US President Donald Trump said on Monday that he was ready to impose another round of punitive tariffs on Chinese imports if he makes no progress in trade talks with China's president at a Group of 20 (G-20) summit later this month.
Since the talks to resolve the US-China trade dispute last month in Washington ended deadlocked, the US leader has repeatedly said he expected to meet President Xi Jinping at the June 28-29 summit in Osaka.
China has not confirmed such a meeting.
Mr Trump said last week he would decide after the G-20 meeting whether to carry out a threat to impose tariffs on at least US$300 billion in Chinese goods.
He told reporters on Monday that he still thought the meeting with Mr Xi would happen. "We are scheduled to talk and to meet. I think interesting things will happen. Let's see what happens."
The US has already imposed 25 per cent tariffs on US$250 billion worth of goods.
China's foreign ministry said on Monday that Beijing is open to more trade talks with Washington but has nothing to announce about a possible meeting.
Tensions between Washington and Beijing rose sharply last month after the Trump administration accused China of having reneged on promises to make structural economic changes during trade talks.
The US is seeking sweeping changes, including an end to forced technology transfers and the theft of US trade secrets.

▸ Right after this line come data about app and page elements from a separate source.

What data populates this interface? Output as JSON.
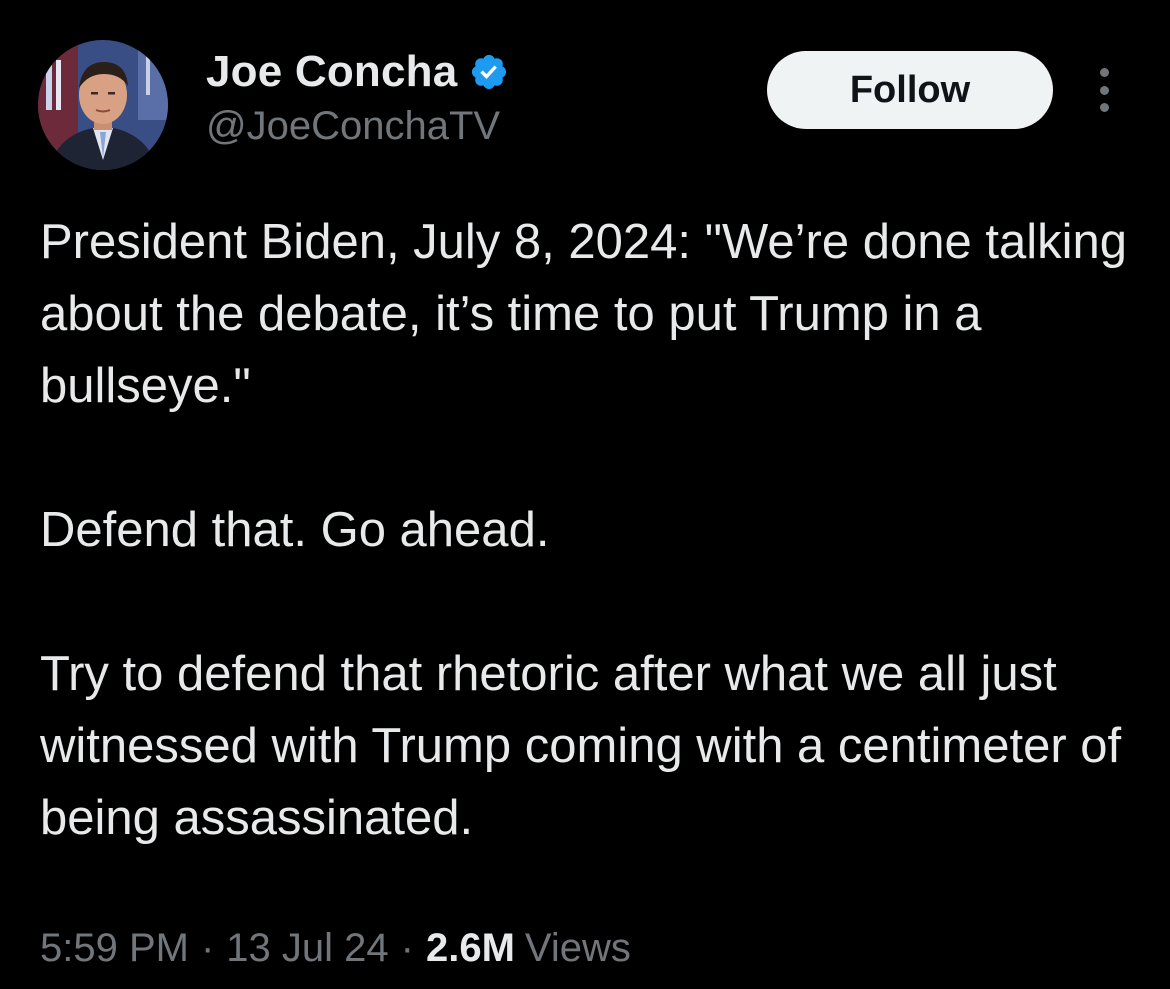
{
  "tweet": {
    "author": {
      "display_name": "Joe Concha",
      "handle": "@JoeConchaTV",
      "verified_icon": "verified-badge-icon",
      "avatar": "profile-photo"
    },
    "follow_label": "Follow",
    "more_icon": "more-options-icon",
    "paragraphs": [
      "President Biden, July 8, 2024: \"We’re done talking about the debate, it’s time to put Trump in a bullseye.\"",
      "Defend that. Go ahead.",
      "Try to defend that rhetoric after what we all just witnessed with Trump coming with a centimeter of being assassinated."
    ],
    "meta": {
      "time": "5:59 PM",
      "separator": "·",
      "date": "13 Jul 24",
      "views_count": "2.6M",
      "views_label": "Views"
    }
  },
  "colors": {
    "background": "#000000",
    "text_primary": "#e7e9ea",
    "text_secondary": "#71767b",
    "verified_blue": "#1d9bf0",
    "follow_button_bg": "#eff3f4"
  }
}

It also wants curbs on subsidies for Chinese state-owned enterprises and better access for US firms in Chinese markets.
On May 10, Mr Trump raised tariffs on US$200 billion of Chinese goods up to 25 per cent and took steps to levy duties on another US$300 billion in Chinese imports. Beijing hit back with tariff hikes on a list of US$60 billion in US goods.
The US government has also angered China by blacklisting Huawei Technologies, which effectively bans US companies from doing business with the Chinese firm, the world's biggest telecoms equipment maker.
Investors worry China will retaliate by putting US companies on a blacklist or banning exports to the US of rare earth metals, used in products such as memory chips, rechargeable batteries and cell phones.
Fitch Ratings said on Monday any such move would be disruptive to the US tech sector and could hurt some Chinese sectors as well, though it added that it was too early to assess potential credit implications.
Mr Trump said in a CNBC interview that the Huawei dispute could be addressed as part of a trade deal with China.
The escalating trade war between the two largest economies has unnerved financial markets with worries that it could further disrupt global manufacturing and supply chains and push an already-slowing global economy into recession.
On Sunday, International Monetary Fund managing director Christine Lagarde said resolving the current trade tensions should be the top priority for G-20 economies.
China reported on Monday that its exports unexpectedly grew 1.1 per cent in May from a year ago despite the higher US tariffs, but its imports fell the most in nearly three years.
Some analysts say Chinese exporters may have rushed out shipments to the US to avoid the new US tariffs. REUTERS